Mostly I kept in good spirits. I kept people updated on facebook and twitter and got a whole lot of love and support in return. People came to visit me, even though I was very boring and half conscious, and it always brightened my day. The nurses were all very friendly.
One night, I crashed. I couldn’t get the mould to stay in, and I couldn’t sleep, and I just started sobbing. I tried to keep it quiet, and just spend the better part of an hour crying. I was tired and uncomfortable and most of all, I was lonely. It was 1am and there was nobody I could talk to. I was thinking about what it was going to be like going home. When I booked the surgery, I was in a happy, committed, long term relationship. By the time I got to the hospital, I wasn’t. And even though I had the most amazing support network of friends and family, I felt like I was going through it all alone. I didn’t have that one hand to hold, that one voice always there telling me I was going to be okay. I felt abandoned and I was scared, with nobody to comfort me.
Thankfully, that only lasted that night. There were no feelings of regret, no feelings of disappointment, and when I woke up again, I was more or less back to normal.
I spent the next few days slowly getting accustomed to being able to walk again, very slowly and shakily. By the time they released me, one week and two days after going under, I was mostly able to walk, so long as I had something to hold on to, and wasn’t going very far.

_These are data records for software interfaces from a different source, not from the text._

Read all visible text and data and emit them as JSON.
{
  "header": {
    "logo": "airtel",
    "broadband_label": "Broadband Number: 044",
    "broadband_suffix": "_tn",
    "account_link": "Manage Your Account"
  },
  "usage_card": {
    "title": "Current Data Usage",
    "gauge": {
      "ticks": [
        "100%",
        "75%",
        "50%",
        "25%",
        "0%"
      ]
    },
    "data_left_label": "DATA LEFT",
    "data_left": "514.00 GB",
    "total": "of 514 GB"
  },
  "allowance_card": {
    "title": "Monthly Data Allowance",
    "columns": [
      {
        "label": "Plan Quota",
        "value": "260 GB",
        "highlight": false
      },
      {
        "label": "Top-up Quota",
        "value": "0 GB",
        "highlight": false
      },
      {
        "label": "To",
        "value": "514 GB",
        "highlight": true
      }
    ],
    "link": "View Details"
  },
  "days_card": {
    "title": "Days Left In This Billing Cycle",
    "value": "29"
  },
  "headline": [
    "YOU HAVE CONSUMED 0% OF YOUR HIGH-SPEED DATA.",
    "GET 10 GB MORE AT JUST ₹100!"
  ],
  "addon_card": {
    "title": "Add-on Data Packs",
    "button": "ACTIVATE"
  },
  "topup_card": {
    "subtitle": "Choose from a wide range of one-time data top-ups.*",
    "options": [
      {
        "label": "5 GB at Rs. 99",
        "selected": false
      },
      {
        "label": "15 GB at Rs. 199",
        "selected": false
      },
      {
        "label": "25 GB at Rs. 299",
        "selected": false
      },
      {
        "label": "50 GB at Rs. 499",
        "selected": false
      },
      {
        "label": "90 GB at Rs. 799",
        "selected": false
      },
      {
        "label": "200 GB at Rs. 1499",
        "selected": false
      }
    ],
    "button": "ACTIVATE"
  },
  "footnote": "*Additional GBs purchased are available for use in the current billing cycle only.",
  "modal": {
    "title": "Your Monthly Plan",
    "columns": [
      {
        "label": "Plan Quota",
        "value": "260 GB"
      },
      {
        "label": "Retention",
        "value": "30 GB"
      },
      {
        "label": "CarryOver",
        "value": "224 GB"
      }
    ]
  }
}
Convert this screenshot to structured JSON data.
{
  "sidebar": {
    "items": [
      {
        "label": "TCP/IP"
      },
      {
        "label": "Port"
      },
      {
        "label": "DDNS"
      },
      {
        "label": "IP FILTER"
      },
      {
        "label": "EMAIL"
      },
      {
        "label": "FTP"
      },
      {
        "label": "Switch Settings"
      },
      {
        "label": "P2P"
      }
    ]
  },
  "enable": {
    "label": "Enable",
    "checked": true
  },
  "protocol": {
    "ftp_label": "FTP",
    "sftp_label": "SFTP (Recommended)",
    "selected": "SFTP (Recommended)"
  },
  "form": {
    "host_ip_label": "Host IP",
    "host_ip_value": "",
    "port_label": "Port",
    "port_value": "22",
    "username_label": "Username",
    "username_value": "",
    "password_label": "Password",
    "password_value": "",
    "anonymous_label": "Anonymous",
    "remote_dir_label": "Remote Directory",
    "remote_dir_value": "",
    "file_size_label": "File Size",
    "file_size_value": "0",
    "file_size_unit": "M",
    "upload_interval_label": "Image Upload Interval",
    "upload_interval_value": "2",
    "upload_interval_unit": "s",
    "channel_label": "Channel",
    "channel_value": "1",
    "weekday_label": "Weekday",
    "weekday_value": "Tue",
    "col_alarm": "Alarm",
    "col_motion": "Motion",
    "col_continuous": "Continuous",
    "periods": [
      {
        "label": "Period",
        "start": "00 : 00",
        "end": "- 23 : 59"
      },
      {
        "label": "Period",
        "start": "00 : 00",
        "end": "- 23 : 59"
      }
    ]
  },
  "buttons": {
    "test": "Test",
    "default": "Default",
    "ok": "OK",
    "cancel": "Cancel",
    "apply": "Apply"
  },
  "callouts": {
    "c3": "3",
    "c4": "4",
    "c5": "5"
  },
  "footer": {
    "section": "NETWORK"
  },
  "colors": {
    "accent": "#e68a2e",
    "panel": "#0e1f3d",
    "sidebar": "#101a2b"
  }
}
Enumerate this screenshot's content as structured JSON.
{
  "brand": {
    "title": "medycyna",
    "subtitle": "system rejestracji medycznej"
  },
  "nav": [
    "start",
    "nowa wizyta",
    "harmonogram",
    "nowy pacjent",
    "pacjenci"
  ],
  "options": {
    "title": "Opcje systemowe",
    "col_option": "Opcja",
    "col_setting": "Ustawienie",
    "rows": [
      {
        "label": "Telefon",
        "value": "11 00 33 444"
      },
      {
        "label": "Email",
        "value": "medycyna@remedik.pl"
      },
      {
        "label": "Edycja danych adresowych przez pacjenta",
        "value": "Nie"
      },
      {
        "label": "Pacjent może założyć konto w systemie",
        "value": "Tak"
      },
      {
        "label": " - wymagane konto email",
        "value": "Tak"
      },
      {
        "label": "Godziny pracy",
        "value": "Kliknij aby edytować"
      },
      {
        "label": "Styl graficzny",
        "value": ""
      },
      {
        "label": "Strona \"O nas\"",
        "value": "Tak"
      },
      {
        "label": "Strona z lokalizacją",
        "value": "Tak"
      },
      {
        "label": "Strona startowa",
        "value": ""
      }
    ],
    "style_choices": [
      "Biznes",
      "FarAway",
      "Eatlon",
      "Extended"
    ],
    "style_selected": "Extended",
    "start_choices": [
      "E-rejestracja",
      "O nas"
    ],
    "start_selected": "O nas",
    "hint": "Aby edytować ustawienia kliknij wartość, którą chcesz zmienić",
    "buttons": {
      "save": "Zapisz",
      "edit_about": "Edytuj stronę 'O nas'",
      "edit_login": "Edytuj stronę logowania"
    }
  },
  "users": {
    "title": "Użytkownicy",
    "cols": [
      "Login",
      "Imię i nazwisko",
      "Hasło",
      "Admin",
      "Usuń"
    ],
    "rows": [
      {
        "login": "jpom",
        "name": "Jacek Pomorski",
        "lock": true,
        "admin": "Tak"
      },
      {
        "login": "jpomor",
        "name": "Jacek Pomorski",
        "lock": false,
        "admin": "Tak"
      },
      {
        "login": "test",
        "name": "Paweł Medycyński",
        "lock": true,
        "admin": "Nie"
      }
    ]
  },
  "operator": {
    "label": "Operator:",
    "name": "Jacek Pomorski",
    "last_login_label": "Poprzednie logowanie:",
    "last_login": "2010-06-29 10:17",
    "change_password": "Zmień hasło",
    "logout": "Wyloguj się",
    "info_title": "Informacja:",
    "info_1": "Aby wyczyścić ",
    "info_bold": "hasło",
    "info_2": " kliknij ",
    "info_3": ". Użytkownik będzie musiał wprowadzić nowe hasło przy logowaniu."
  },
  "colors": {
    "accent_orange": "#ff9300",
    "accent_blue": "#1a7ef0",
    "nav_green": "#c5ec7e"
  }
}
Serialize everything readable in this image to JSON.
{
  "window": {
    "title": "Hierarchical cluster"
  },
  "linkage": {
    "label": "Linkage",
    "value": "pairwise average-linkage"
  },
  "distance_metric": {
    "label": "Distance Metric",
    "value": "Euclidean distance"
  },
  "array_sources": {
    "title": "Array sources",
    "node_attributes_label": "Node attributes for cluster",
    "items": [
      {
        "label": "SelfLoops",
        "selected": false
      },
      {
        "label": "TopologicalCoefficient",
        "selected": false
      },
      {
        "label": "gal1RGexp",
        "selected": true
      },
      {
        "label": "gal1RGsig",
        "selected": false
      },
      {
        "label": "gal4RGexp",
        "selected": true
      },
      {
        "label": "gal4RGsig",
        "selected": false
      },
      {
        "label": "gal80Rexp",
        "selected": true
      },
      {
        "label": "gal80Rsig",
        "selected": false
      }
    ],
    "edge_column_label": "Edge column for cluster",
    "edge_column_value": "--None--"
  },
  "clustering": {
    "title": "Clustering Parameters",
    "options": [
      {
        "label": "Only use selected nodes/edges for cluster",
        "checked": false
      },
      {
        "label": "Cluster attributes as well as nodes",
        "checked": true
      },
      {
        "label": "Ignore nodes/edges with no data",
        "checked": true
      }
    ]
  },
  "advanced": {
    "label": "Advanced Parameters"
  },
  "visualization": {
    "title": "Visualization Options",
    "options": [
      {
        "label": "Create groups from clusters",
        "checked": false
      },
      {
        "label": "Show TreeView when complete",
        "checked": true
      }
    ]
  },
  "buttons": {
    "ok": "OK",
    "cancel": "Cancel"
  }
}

And that was the hospital segment of my recovery. Not as exciting as you might think. The next part is a little more interesting, so stick around for that. Also, I am happy to answer any questions you might have.